By Erica Plouffe Lazure

The emergence of jihad as a war strategy and its effects on global stability is the focus of a new book written by an East Carolina University political scientist.

Jalil Roshandel’s book, Jihad and International Security (Palgrave Macmillan, 2006), examines the religious origins of jihad and its relatively recent foray into politics and warfare.

“My argument is that jihad is a new act of war, although the term was religious in nature, it’s a new form of war, and it’s jeopardized international security, including the security of the Islamic world,” Roshandel said.

Roshandel, who directs ECU’s Security Studies Program in the Department of Political Science, co-wrote the book with Sharon Chadha, an independent Middle East scholar. Roshandel arrived at ECU in August.

The goal of this book, he said, is to offer a historical and political perspective on the emergence of jihad for a general audience. After Sept. 11, many of the books Roshandel came across about jihad and its role in the Islamic faith were highly academic, or overtly religious.

“We tried to avoid using academic jargon, but have sourced the book so it could be used for political science, international relations, and defense and security studies courses,” he said.

Roshandel, a native of Iran, said he grew up in around two interpretations of jihad: the first is the idea of jihad as self-purification; the second is a call against others to rout out infidels. After Iran was invaded by Iraq in the 1980s, Roshandel saw that jihad served as a mobilizing force for political war, as seen later in Russia’s invasion of Afghanistan, rather than an introspective cleansing of the “infidel” within.

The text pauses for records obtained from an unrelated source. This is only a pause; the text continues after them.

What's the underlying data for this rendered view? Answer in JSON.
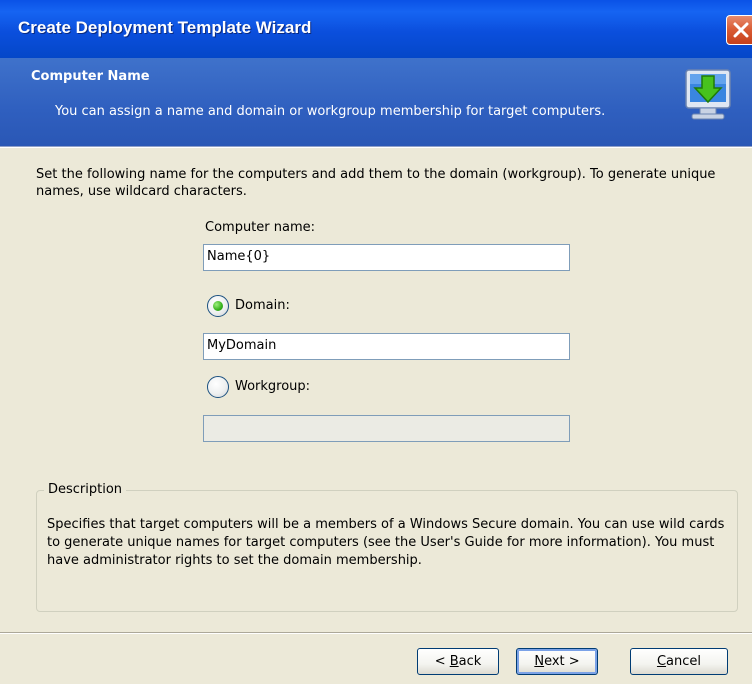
{
  "window": {
    "title": "Create Deployment Template Wizard"
  },
  "header": {
    "title": "Computer Name",
    "subtitle": "You can assign a name and domain or workgroup membership for target computers."
  },
  "main": {
    "instruction": "Set the following name for the computers and add them to the domain (workgroup). To generate unique names, use wildcard characters.",
    "computer_name_label": "Computer name:",
    "computer_name_value": "Name{0}",
    "domain_label": "Domain:",
    "domain_selected": true,
    "domain_value": "MyDomain",
    "workgroup_label": "Workgroup:",
    "workgroup_selected": false,
    "workgroup_value": ""
  },
  "description": {
    "legend": "Description",
    "text": "Specifies that target computers will be a members of a Windows Secure domain. You can use wild cards to generate unique names for target computers (see the User's Guide for more information). You must have administrator rights to set the domain membership."
  },
  "buttons": {
    "back_prefix": "< ",
    "back_key": "B",
    "back_rest": "ack",
    "next_key": "N",
    "next_rest": "ext >",
    "cancel_key": "C",
    "cancel_rest": "ancel"
  },
  "colors": {
    "title_bar": "#0a52e6",
    "header_band": "#2f5fbf",
    "dialog_bg": "#ece9d8",
    "radio_selected": "#35b01a"
  },
  "icons": {
    "close": "close-icon",
    "header": "computer-download-icon"
  }
}
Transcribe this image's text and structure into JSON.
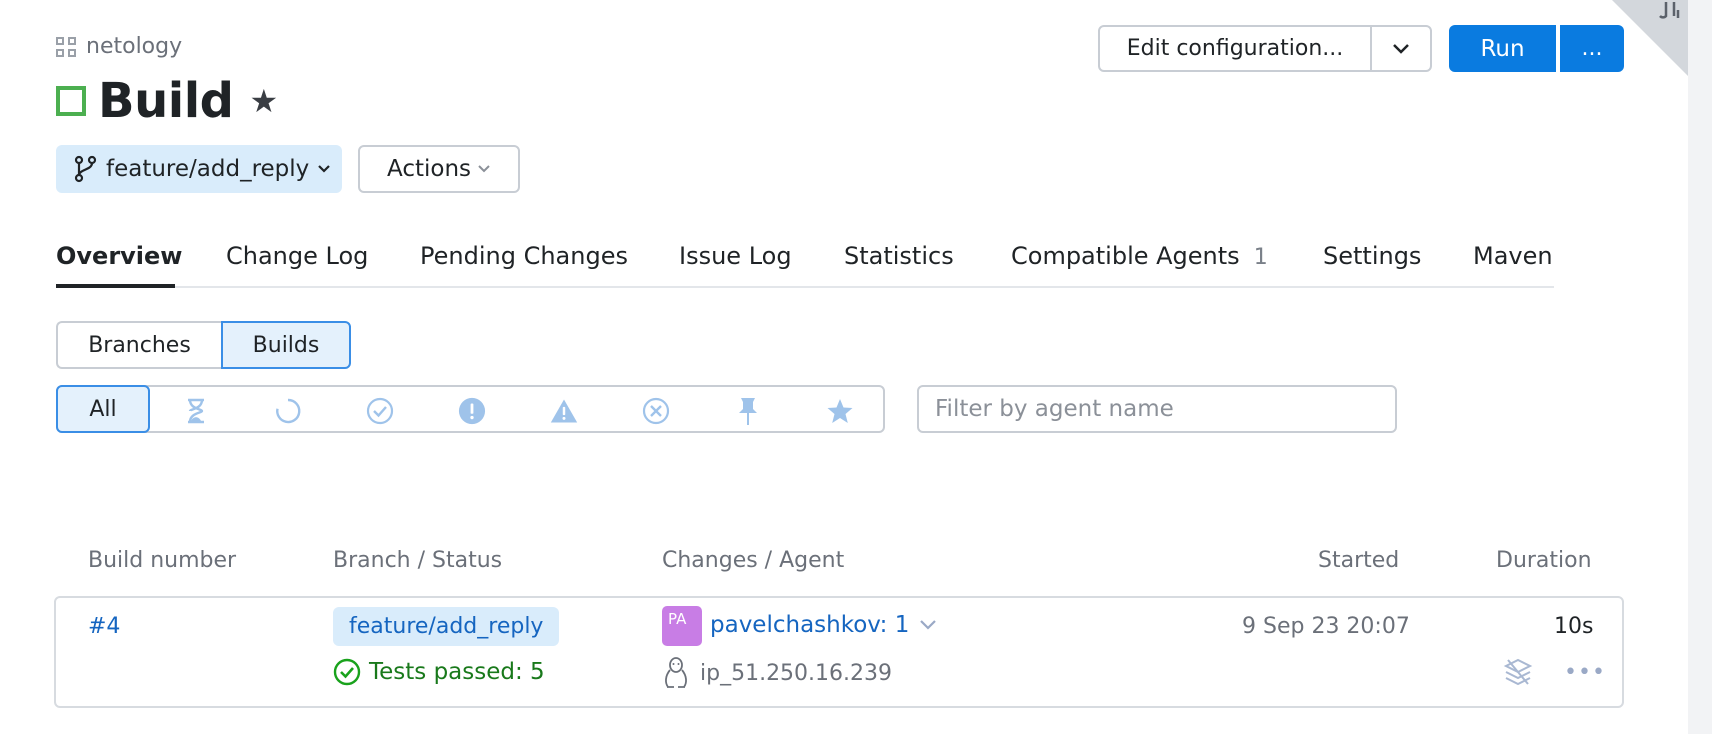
{
  "header": {
    "project": "netology",
    "title": "Build",
    "edit_config_label": "Edit configuration...",
    "run_label": "Run",
    "more_label": "..."
  },
  "branch": {
    "label": "feature/add_reply",
    "actions_label": "Actions"
  },
  "tabs": [
    {
      "label": "Overview",
      "active": true
    },
    {
      "label": "Change Log"
    },
    {
      "label": "Pending Changes"
    },
    {
      "label": "Issue Log"
    },
    {
      "label": "Statistics"
    },
    {
      "label": "Compatible Agents",
      "count": "1"
    },
    {
      "label": "Settings"
    },
    {
      "label": "Maven"
    }
  ],
  "view_toggle": {
    "branches_label": "Branches",
    "builds_label": "Builds",
    "selected": "Builds"
  },
  "filters": {
    "all_label": "All",
    "icons": [
      "hourglass-icon",
      "running-icon",
      "success-icon",
      "failed-icon",
      "warning-icon",
      "canceled-icon",
      "pin-icon",
      "star-icon"
    ],
    "agent_placeholder": "Filter by agent name"
  },
  "table": {
    "headers": {
      "build_number": "Build number",
      "branch_status": "Branch / Status",
      "changes_agent": "Changes / Agent",
      "started": "Started",
      "duration": "Duration"
    },
    "rows": [
      {
        "number": "#4",
        "branch": "feature/add_reply",
        "status": "Tests passed: 5",
        "avatar_initials": "PA",
        "changes": "pavelchashkov: 1",
        "agent": "ip_51.250.16.239",
        "started": "9 Sep 23 20:07",
        "duration": "10s"
      }
    ]
  },
  "colors": {
    "primary": "#0a7be0",
    "success": "#4caf50",
    "link": "#1565c0",
    "avatar": "#c87de5"
  }
}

While Americans and the rest of the western world have felt their stability threatened, Roshandel noted that security everywhere, including Islamic nations, has been affected by jihadists.

“Iraq, Indonesia, Somalia…are they safer now than they were 30 years ago?” he said.

“By the act of jihad, they have jeopardized international security and have made life much more difficult for millions of Muslims.”

4/23/07
This page originally appeared in the Dec. 8, 2006 issue of Pieces of Eight. Complete issue is archived at http://www.ecu.edu/news/poe/Arch.cfm.